The events leading up to the birth of a new volcano have been recorded by scientists, with researchers showing how around 7,000 earthquakes were produced in the lead up to an eruption, where a huge magma chamber was emptied out onto the seafloor.

Researchers led by Simone Cesca, from the GFZ German Research Centre for Geosciences, started investigating unusual seismic activity off the coast of the French island of Mayotte, in the western Indian Ocean. Starting in May, 2018, what was once a "seismically quiet area" had started experiencing earthquake swarms.

Over the course of a year, scientists tracked events taking place in the area. Their findings, published in Nature Geoscience, provide a "detailed picture of a deep, rare magmatic process" that ended with a new volcano being born.

"We [soon] recognized in late May 2018 a seismic swarm in a region where seismicity has been moderate in previous years," Cesca told Newsweek. "The largest event, with magnitude Mw 5.9, was [the] largest ever recorded in the region." He said the characteristics of the swarm suggested magma was the underlying cause. "Later observations, such as long period seismic signals, which are typically observed at volcanoes, confirmed our [suspicions]."
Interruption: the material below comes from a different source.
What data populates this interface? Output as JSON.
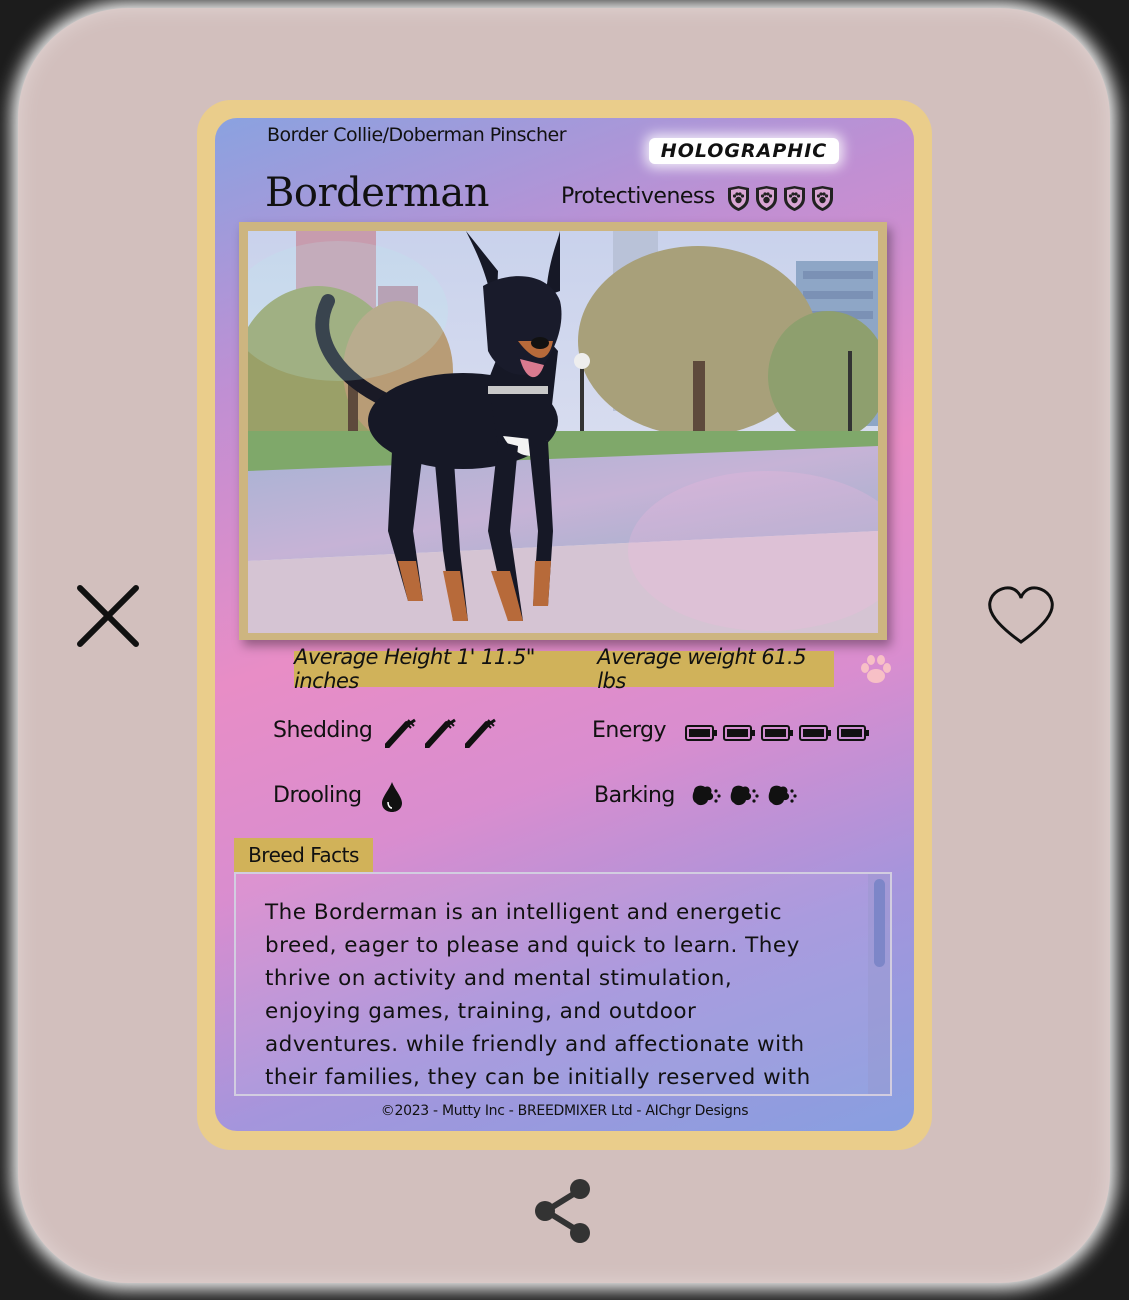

These new forms of earthquake signals were so strong they could be detected from thousands of miles away. They would last for between 20 and 30 minutes and were characterized by low frequencies. Similar signals had previously been associated with large caldera volcanoes.

Using GPS systems, the team also found that there was surface deflation recorded on Mayotte.

Researchers believe what they were recording was the movement of magma deep beneath the Earth's surface.

magma path
Diagram showing the path of the magma that led to the new volcano. Cesca et al. 2019, Nature Geoscience

The initial earthquake swarms are thought to relate to the rapid upward movement of magma from a deeper reservoir, about 18 miles below the surface. After the channel had opened up, the magma flowed up to form a new volcano. "It is the deepest and largest magma reservoir in the upper mantle (more than 3.4 cubic kilometres) to date, which is beginning to empty abruptly," study co-author Eleonora Rivalta, also from GFZ, said in a statement.

Cesca added: "The magma started to propagate from a deep chamber upward, first intruding in the crust, and producing earthquakes, but not yet an eruption. When the magma reaches the seafloor, then it can flow more easily and the chamber drainage is faster. This produced a stronger surface deformation and, for example, subsidence at Mayotte island." He said that while there is some seismic activity there still, it appears the magma outflow is ending.

It is not clear how often new volcanoes form. Cesca said that on geological timescales it is not that rare, but on a human scale it is. The event studied, he added, is the largest submarine eruption ever monitored.

The team now hopes to look for similar, undiscovered processes that are taking place in remote regions of Earth, while continuing to monitor earthquake and volcanic processes across the planet.

The underwater volcano was about 30 miles from the coast of Mayotte, in the western Indian Ocean. iStock